High grades, especially when combined with a scholarship, can open additional educational opportunities critical to achieving your career goals. After all, a good education allows you to invest in your future and improve your career satisfaction. A proactive person has their future mapped out, even when they’re still knocking out gen-eds.

4. Avoid Breaking the Rules

It’s common sense, but it’s worth saying — don’t break the rules. This applies to both laws and school regulations. If you get caught drinking underage, using illegal substances or driving under the influence, you can face serious consequences. Plus, you’ll likely lose your scholarship and pay more for your college tuition.

Seemingly small infractions can result in lost money. Plagiarism or cheating could cost you. Be careful of what you post online and on social media, as you now represent an organization. If you win a scholarship, don’t risk it. Remember, whoever gave you the money has the power to take it back.

5. Participate in a Specific Activity
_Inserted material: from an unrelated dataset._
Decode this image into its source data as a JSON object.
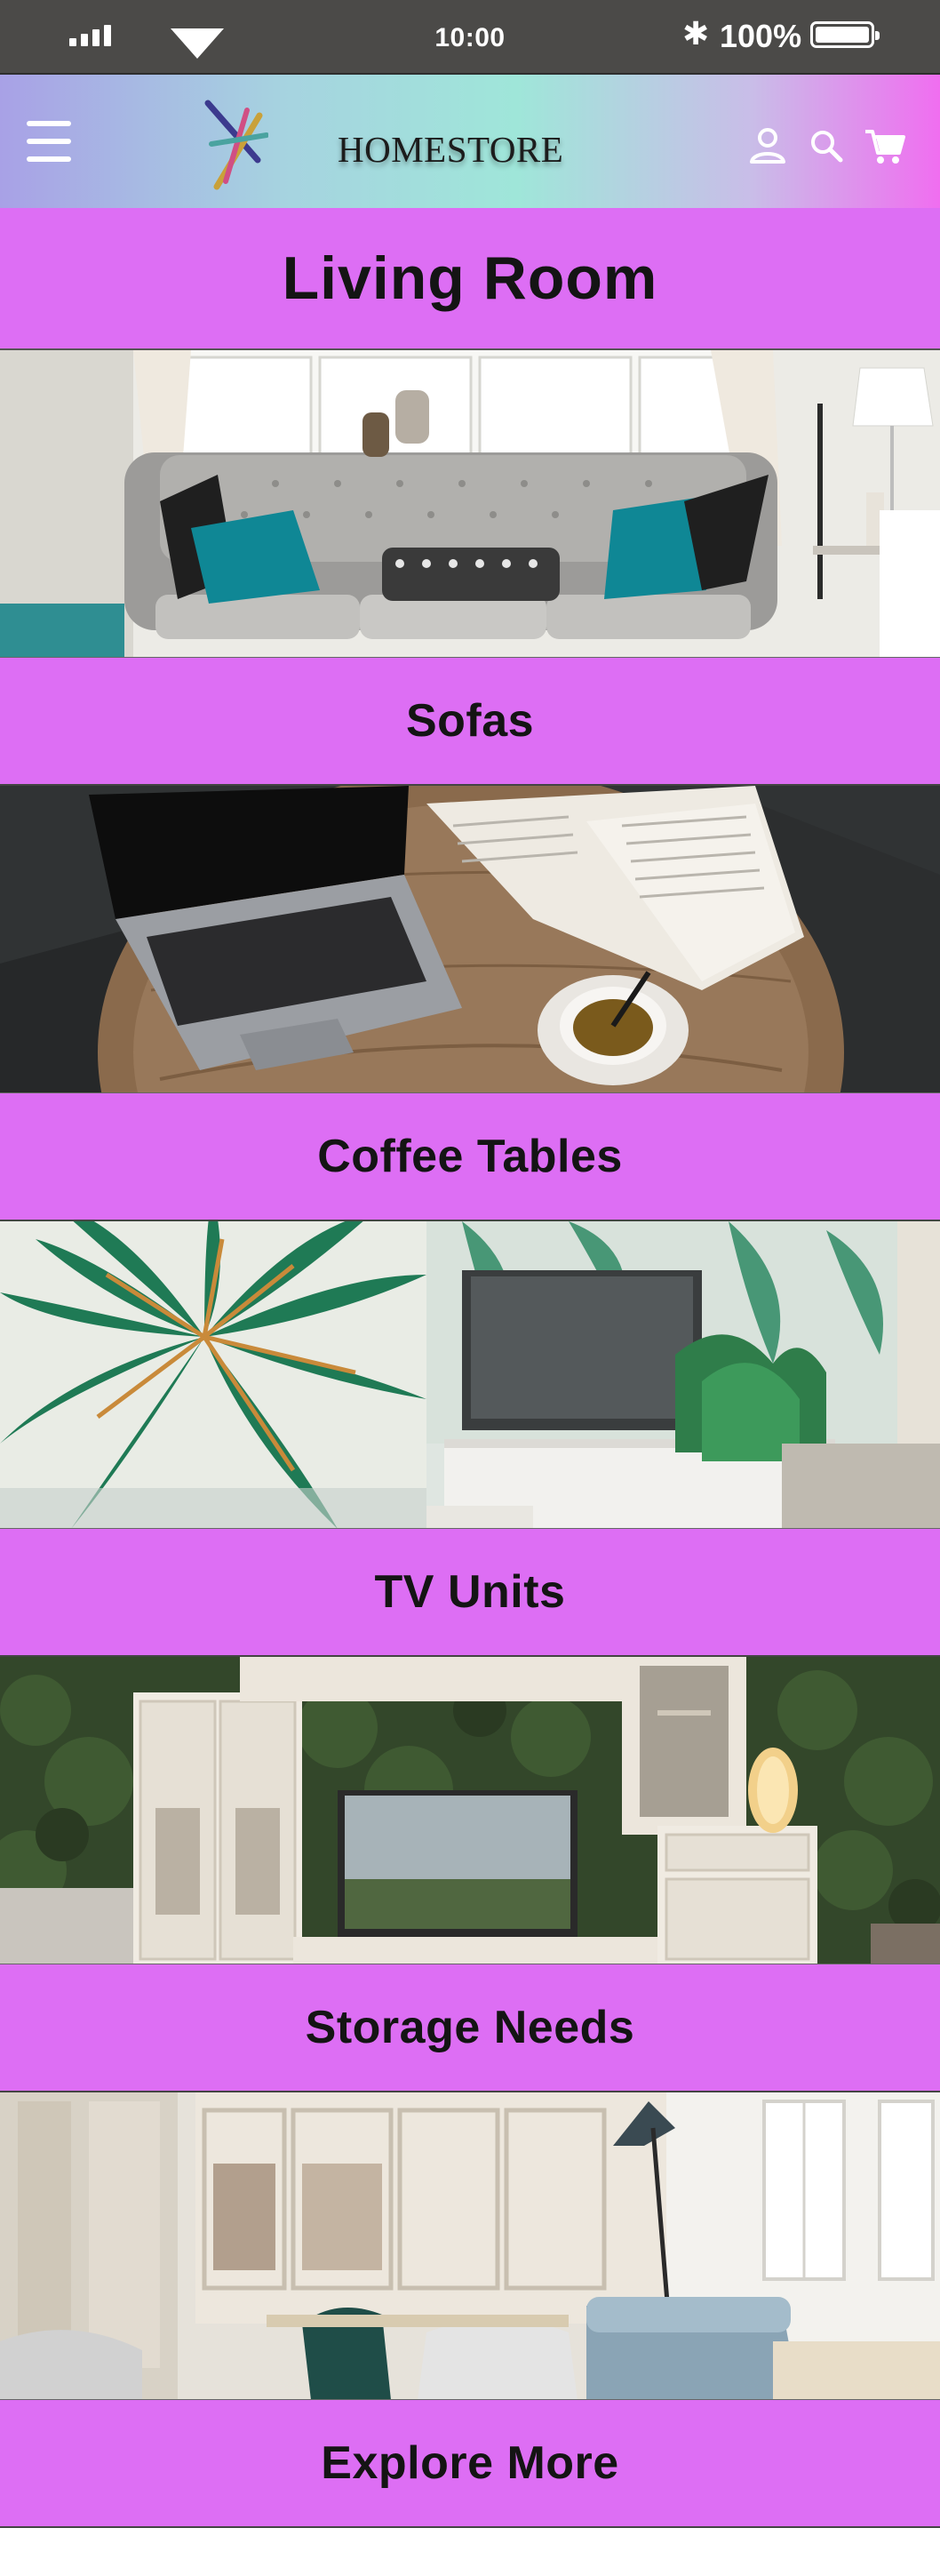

Some scholarships are activity- or group-based. Did you get money for being an excellent soccer player? Perhaps you have a knack for pottery or jewelry-making. Often, your scholarship is dependent on your continuing participation. If you decide you no longer want to play on a field or work with clay, you might lose your funding.

If a circumstance occurs where you can no longer participate in your chosen activity, reach out to the scholarship organization. For example, say you’re a soccer player who breaks a leg. You may need to take a semester off school. However, the organization may be willing to reinstate your scholarship once you restart.

6. Learn About Service Requirements

Some scholarships are service-based. In exchange for the funds, the organizations want you to volunteer in community projects. In 2015, nearly 25% of college students contributed their time to community groups. Read through your award’s requirements. You may need to perform a set number of hours or work with a specific project.

Don’t look at volunteering as a requirement — instead, consider it a privilege. Without a scholarship, many students wouldn’t be able to give their time to a good cause — but scholarships open new opportunities and allow you to give back to the community. Volunteer work will help you pay it forward, provide you with real-life experience, enhance your communication skills and add to your resume.

7. Communicate Your Successes

What have you learned from your college experience? Perhaps you worked with a community-based project, volunteered abroad or took your school’s soccer league to nationals. The scholarship organization wants to hear what you’ve done. It also wants to see how you’ve grown and developed.

To show your efforts and successes, think about preparing a presentation or writing a reflective paper. Talk about your college experience, what you’ve learned and how the scholarship was able to help you work toward your dreams. Did you face any challenges in the semester? Include obstacles that appeared and how you overcame them.

8. Send a Progress Report

You might not need to write a paper or give a presentation, but most scholarship organizations want periodic reports on your progress. This report will ensure you’re up-to-date on all requirements, whether it’s a standard GPA or class load.

End-of-year updates are a great way to show your sincere appreciation to donors. A report is your opportunity to offer your heartfelt thanks. Donors want confirmation they selected the right candidate for the reward — give it to them.

Hitting the Mark

If you earned a college scholarship, you’re well on your way to graduating debt-free. To get the most out of your award, ensure you read about conditional and renewable requirements, such as community service hours or regular progress reports. Remember, you’re in control of your scholarship and your education. Stay on top of it, and you’ll see more than money for college — you’ll see success.

About the Author

Alyssa Abel is an education writer interested in student life, college and career prep and other topics. Read more of her work on Syllabusy.